The shed operates like a small, semiautomated factory where bushels of raw apples are polished, graded for quality and size, packed into 42-pound boxes and stored in a commercial refrigerator for shipment to market.

The New Mexico Apple Council and New Mexico State University's Cooperative Extension Service set up the shed to help small-scale growers meet the quality standards necessary to sell apples to government-run school lunch programs. Such programs pay 50 percent more for the fruit than most commercial retailers.

"In an average year, I get $10 a box for my apples, but with the grading shed, I can sell my apples for $15 a box for use in the school lunch programs," Lopez said.

He expects to earn about $6,000 for the 400 boxes of apples he'll harvest this season. "I'll get about $2,000 more for my apples this year," he said. "It's a good deal for me."

Benjamin Griego, another Velarde-based grower, will process 1,200 of his 1,500 boxes of apples through the apple shed this year. He expects to earn about $6,000 more from his 6-acre orchard than in other seasons.

"This project is great," Griego said. "It gives me a guaranteed market and a better price for my apples."

Until now, only large-scale growers who could afford their own grading sheds had taken advantage of school lunch programs, said Craig Maple, a marketing specialist with the New Mexico Department of Agriculture.

"To sell to the schools, growers need to grade, sort and box apples according to strict quality standards," Maple said. "By working through the shed, small-scale growers can abide by those standards."

Maple is helping growers sell their apples to the U.S. Department of Defense, which buys about $400,000 in fresh produce annually in New Mexico for distribution to public schools. He is also helping the growers sell apples directly to Santa Fe Public Schools, which spends about $18,000 annually on locally grown produce for its Farm to School program. Some apples are being sold to Hayes Middle School in Albuquerque as part of a new pilot program to improve student nutrition.

"These programs run from mid-August to mid-November as apples are being harvested, so it's a great market for producers," Maple said.

About 10 growers process their apples through the shed, but more are expected to join as the marketing program expands, said Del Jimenez, an Extension agricultural specialist with NMSU's Rural Agricultural Improvement and Public Affairs Project, based in Alcalde. To use the shed, growers must be dues-paying members of the Apple Council.

NMSU loaned a mechanical apple grader, worth about $12,000, to the council for the shed.
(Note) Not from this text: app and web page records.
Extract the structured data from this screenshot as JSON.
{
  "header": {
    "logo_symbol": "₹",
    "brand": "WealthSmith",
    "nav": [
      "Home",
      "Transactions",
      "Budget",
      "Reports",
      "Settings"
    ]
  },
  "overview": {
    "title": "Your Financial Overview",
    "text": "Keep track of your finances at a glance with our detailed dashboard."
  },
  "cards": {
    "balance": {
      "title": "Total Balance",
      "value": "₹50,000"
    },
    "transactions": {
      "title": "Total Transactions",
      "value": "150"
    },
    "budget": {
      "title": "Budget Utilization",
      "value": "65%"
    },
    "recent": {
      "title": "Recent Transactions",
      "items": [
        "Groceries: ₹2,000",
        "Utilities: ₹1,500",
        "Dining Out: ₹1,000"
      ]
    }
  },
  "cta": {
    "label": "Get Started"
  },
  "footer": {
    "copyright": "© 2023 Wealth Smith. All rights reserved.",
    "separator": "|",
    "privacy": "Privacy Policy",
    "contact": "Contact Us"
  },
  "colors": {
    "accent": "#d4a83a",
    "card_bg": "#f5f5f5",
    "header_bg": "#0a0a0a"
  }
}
Extension offered training and safety workshops to operate the machine, and provided supervision for apple grading and packing.

"We're still working out the quirks," Jimenez said. "This is the first year we've got the apple shed up and running, so the program is only just getting started."
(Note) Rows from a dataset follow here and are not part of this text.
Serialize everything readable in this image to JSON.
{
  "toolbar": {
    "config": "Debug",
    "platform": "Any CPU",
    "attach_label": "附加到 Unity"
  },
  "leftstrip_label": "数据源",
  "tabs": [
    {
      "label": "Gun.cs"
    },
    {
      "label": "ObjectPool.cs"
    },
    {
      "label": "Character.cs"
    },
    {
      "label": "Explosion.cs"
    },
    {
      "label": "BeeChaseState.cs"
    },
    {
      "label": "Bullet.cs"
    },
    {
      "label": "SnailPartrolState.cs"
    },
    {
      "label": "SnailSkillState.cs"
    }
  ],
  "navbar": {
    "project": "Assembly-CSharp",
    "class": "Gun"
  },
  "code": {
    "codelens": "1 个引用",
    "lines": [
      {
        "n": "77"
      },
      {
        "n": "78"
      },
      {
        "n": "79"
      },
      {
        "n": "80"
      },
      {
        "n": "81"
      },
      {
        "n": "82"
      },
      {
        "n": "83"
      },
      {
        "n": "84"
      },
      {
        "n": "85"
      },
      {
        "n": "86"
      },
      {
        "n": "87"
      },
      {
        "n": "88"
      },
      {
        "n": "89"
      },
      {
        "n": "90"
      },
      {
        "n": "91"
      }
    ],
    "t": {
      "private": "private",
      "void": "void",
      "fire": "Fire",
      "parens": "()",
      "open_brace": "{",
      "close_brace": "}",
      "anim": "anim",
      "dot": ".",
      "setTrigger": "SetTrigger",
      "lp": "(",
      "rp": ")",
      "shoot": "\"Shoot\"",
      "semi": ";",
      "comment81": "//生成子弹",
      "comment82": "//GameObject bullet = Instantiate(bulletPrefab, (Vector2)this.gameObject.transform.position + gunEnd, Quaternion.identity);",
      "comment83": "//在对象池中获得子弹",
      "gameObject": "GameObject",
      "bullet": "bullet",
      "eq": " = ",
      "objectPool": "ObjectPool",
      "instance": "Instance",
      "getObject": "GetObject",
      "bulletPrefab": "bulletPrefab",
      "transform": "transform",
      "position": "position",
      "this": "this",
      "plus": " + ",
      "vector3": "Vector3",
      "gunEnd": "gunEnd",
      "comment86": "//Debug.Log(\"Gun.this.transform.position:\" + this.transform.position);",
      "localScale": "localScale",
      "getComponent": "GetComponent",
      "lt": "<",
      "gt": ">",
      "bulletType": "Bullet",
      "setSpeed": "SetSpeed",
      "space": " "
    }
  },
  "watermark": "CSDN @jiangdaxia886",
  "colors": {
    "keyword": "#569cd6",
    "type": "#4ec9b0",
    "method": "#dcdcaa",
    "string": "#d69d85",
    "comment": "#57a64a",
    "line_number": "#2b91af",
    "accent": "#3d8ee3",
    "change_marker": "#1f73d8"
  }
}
The grading machine works like a conveyor belt with three sections. First, apples are pulled through a shallow basin for washing and polishing. Next, they move along a chain-link belt with 2.5- and 3-inch openings. The apples drop through into bins for sorting. Finally, growers inspect apples individually for quality and then pack them into boxes.
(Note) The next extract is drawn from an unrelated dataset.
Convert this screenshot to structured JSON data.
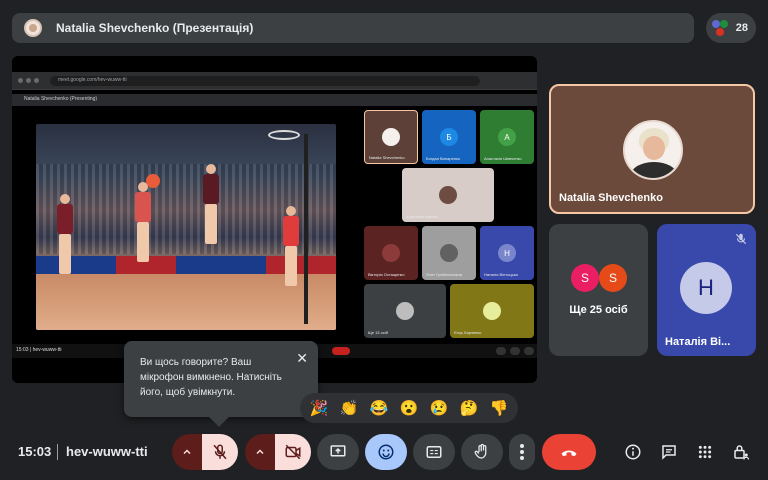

"We're looking for a clean apple–-no worms, no markings, no damage of any kind," Jimenez said. "We sort the apples by size because the schools only want apples between 2.5 and 3 inches in diameter. The kids generally won't eat larger apples, so the schools buy them small to avoid wasting fruit."

The growers pack the larger apples for sale at farmers markets and other retail outlets, Jimenez said.

By sorting larger apples into uniform boxes, the growers may find it easier to market them, said Ron Walser, an Extension fruit specialist assisting with the project.

"Many retailers will prefer the unified product that results from classifying and grading the apples," Walser said.

The Apple Council bought a scale to weigh boxes at the shed, and a $6,000 commercial refrigerator for storage. The council also provides the boxes, which growers can stamp with individual farm names.

"The shed helps us meet our goals of providing apple growers with education, technical assistance and better marketing opportunities," said Ed Costanza, president of the Apple Council.